Francesco Contarini was the son of Bertucci Contarini and Laura Dolfin. Both of his parents died while he was young, leaving him as an orphan who was raised by his two older brothers. The three brothers had inherited a substantial fortune, and no expense was spared on Francesco Contarini's education.
A lover of travel, Contarini was sent on several diplomatic missions, representing the Republic of Venice in many European courts. He was the bailo in Constantinople from 1602 to 1604. In 1611 Contarini was in England, serving as Venetian ambassador at the court of King James. A man of refined manners, he gained a reputation of always placing the needs of Venice above his own self-interest.
Following the death of Antonio Priuli on 12 August 1623, there was no obvious successor as Doge. When voting commenced, there was a stalemate. Francesco Contarini did not particularly want to be Doge, but after 79 ballots had failed to elect a Doge, he was prevailed on to agree to become Doge, and he was elected on 8 September.
Little of note happened during Contarini's time as Doge. As was customary, he participated in the large Venetian festivals. The Thirty Years' War, which had spilled into the Valtellina in February 1623, went well for Venice, although Contarini did not himself participate in fighting.
Contarini was only 67 when elected as Doge, a relatively young age for a position frequently inhabited by octogenarians.
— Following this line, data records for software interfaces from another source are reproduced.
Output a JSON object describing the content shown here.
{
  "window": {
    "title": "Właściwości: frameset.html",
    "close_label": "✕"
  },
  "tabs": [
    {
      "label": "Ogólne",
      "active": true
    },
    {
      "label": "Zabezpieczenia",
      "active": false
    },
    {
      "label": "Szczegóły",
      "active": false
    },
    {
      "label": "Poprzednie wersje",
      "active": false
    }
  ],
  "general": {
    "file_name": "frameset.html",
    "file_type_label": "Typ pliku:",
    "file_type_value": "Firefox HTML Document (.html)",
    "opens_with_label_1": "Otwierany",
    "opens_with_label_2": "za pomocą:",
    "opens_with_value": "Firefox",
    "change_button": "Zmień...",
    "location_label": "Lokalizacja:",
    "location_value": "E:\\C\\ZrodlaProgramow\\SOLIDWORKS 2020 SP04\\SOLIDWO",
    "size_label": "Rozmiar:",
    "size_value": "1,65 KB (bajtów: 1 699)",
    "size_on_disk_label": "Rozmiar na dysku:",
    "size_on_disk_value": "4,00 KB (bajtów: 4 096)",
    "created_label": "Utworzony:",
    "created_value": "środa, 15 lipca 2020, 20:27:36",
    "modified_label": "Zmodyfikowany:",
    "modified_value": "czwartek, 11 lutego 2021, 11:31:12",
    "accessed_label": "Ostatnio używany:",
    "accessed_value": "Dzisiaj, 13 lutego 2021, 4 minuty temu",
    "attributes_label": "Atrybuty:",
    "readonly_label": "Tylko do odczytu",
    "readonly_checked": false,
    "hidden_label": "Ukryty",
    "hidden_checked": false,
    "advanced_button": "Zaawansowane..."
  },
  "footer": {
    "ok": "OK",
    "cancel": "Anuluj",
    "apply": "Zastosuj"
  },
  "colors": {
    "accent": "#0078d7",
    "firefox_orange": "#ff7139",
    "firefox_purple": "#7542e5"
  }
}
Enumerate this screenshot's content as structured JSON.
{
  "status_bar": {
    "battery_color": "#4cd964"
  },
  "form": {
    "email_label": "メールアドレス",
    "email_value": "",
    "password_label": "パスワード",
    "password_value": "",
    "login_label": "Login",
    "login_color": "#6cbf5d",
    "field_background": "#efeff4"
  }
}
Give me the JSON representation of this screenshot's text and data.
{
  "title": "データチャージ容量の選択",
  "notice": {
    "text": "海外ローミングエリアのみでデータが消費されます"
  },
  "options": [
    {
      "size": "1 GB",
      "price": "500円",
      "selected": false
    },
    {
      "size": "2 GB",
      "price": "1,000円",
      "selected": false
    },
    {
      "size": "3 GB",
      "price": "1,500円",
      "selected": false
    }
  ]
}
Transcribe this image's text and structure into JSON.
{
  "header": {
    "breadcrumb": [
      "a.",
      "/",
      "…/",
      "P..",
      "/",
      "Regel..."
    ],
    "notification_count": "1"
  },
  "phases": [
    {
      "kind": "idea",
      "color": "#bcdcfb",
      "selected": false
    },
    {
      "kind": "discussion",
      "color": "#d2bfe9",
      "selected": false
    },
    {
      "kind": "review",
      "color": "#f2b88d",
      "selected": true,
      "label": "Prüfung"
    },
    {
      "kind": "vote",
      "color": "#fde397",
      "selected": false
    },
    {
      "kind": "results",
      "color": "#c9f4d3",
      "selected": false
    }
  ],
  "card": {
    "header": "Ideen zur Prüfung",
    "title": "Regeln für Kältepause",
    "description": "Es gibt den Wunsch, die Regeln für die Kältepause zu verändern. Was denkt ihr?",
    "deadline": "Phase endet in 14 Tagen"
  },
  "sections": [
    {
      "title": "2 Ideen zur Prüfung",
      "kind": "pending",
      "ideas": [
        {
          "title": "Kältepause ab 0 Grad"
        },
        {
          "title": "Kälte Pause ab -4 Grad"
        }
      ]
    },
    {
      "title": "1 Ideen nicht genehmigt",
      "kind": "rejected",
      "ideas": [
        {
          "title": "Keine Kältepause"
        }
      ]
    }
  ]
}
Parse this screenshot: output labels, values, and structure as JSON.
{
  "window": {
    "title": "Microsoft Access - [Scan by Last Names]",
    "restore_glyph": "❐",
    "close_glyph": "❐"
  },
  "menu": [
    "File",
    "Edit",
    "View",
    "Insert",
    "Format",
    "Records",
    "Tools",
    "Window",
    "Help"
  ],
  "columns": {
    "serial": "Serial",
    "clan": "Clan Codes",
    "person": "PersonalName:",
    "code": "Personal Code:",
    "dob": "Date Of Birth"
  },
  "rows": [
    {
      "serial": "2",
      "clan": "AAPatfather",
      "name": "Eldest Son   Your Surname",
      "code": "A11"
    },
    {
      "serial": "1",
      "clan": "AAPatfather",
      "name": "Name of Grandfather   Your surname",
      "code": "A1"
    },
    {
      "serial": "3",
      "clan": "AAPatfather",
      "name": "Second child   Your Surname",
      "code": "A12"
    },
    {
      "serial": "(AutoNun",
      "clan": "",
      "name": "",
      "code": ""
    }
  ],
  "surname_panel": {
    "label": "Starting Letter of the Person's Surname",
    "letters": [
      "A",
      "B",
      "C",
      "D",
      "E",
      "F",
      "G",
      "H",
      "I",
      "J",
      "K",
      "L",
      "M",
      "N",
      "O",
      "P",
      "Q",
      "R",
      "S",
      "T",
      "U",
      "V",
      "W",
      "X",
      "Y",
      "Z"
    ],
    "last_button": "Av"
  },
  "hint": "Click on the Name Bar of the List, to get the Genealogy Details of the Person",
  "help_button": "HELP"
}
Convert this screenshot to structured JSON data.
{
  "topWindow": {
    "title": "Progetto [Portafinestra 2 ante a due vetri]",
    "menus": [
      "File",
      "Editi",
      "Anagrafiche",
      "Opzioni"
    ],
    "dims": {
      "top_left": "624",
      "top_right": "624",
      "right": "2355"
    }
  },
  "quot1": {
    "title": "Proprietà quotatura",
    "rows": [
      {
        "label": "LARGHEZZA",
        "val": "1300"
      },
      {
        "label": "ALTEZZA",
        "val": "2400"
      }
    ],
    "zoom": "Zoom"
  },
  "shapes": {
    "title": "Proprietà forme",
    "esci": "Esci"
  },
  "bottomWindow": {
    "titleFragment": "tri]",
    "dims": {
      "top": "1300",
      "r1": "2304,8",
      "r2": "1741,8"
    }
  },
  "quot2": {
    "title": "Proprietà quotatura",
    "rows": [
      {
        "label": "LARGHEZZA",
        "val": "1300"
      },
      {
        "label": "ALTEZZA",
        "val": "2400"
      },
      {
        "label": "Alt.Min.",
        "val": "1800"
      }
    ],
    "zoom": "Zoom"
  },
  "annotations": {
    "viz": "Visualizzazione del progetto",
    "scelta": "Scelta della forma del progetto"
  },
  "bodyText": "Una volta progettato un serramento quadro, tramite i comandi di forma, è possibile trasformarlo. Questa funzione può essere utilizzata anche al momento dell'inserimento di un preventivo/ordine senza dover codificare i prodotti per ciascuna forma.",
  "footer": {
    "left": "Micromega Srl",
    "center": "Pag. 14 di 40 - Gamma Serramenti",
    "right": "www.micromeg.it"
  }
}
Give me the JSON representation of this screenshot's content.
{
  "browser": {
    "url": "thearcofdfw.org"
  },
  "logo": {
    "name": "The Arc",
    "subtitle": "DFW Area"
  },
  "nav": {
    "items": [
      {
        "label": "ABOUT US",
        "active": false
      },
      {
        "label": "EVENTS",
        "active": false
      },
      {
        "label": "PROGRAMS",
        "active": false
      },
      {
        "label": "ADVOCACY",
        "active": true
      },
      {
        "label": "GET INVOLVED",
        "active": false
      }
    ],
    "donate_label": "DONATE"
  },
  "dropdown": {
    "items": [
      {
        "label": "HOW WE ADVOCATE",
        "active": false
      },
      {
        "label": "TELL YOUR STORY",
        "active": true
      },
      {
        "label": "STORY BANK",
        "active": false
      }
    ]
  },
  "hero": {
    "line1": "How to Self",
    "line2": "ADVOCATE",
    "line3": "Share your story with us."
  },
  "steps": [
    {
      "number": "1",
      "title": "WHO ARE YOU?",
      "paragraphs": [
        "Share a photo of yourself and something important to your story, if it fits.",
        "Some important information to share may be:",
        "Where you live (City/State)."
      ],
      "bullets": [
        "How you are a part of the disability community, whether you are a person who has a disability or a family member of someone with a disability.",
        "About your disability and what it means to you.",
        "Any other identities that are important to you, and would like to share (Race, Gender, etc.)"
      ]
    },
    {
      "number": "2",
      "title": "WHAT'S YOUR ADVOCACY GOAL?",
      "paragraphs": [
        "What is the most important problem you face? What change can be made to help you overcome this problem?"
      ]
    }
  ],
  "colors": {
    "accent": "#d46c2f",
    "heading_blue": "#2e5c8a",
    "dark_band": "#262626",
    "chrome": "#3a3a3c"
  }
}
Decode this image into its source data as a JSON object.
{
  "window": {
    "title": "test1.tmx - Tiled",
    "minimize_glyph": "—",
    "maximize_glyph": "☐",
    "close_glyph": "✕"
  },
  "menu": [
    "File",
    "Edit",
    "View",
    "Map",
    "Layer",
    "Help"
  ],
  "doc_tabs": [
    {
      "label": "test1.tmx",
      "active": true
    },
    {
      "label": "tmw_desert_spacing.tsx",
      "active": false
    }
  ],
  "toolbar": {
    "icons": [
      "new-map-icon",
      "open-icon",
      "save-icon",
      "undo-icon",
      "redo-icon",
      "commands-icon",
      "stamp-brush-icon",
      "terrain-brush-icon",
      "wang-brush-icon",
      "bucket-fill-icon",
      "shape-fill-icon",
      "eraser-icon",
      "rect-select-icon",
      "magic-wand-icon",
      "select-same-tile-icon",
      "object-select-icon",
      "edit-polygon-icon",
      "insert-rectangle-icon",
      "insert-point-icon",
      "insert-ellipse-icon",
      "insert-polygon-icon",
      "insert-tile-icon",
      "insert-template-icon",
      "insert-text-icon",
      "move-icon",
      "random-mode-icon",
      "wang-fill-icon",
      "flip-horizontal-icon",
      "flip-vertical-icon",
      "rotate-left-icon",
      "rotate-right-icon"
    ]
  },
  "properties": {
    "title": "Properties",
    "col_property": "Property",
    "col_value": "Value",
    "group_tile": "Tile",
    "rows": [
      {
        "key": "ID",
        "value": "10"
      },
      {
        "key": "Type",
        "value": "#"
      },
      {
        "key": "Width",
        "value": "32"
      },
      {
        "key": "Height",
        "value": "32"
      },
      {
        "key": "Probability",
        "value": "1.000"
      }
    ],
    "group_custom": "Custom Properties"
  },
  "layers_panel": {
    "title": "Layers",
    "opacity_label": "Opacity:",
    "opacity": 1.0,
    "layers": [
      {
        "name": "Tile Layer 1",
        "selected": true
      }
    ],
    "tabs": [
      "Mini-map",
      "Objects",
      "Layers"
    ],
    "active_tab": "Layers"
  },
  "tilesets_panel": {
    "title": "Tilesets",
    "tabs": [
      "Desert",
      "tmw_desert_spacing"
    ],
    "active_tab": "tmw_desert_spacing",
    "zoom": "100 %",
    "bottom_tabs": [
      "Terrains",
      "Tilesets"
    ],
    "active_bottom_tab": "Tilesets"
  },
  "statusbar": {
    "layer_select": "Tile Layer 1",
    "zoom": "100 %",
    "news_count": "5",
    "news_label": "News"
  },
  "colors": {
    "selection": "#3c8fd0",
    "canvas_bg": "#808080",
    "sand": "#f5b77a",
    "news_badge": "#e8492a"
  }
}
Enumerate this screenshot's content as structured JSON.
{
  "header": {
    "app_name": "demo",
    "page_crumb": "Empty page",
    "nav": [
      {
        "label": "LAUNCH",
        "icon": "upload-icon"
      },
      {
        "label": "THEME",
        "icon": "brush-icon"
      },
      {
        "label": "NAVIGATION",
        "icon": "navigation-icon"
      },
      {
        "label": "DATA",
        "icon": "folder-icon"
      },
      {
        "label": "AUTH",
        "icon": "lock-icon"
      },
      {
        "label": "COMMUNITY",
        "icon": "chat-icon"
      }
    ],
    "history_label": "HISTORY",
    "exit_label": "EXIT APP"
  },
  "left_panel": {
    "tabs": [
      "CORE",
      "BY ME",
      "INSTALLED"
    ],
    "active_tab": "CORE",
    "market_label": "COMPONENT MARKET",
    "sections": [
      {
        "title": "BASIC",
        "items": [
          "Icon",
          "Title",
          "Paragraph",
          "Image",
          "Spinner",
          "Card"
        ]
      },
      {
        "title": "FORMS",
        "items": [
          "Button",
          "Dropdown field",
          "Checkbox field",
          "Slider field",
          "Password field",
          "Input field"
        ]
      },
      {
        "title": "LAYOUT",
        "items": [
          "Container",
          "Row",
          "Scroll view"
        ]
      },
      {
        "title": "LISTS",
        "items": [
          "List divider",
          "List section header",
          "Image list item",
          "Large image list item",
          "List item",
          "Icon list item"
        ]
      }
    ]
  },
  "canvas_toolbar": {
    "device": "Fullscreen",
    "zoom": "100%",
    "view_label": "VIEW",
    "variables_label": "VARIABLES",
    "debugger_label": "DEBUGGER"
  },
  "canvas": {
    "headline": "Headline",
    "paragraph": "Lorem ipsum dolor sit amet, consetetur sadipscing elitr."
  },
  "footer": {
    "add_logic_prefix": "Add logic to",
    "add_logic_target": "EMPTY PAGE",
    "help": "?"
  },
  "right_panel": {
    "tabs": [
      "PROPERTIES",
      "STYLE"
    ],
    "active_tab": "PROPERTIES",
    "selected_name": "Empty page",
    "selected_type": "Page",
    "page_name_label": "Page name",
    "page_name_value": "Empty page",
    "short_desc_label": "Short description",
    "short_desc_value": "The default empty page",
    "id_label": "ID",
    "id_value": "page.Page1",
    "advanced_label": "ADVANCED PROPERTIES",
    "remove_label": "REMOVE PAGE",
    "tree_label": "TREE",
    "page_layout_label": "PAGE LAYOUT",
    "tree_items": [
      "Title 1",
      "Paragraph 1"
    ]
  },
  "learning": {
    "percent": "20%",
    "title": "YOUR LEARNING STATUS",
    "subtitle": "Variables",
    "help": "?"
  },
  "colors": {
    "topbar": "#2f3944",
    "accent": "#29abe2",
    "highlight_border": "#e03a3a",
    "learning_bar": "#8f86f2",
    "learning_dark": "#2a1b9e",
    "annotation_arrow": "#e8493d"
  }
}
Nevertheless, he became ill 12 months after he became Doge and died six weeks after that.
|Doge of Venice
Giovanni I Cornaro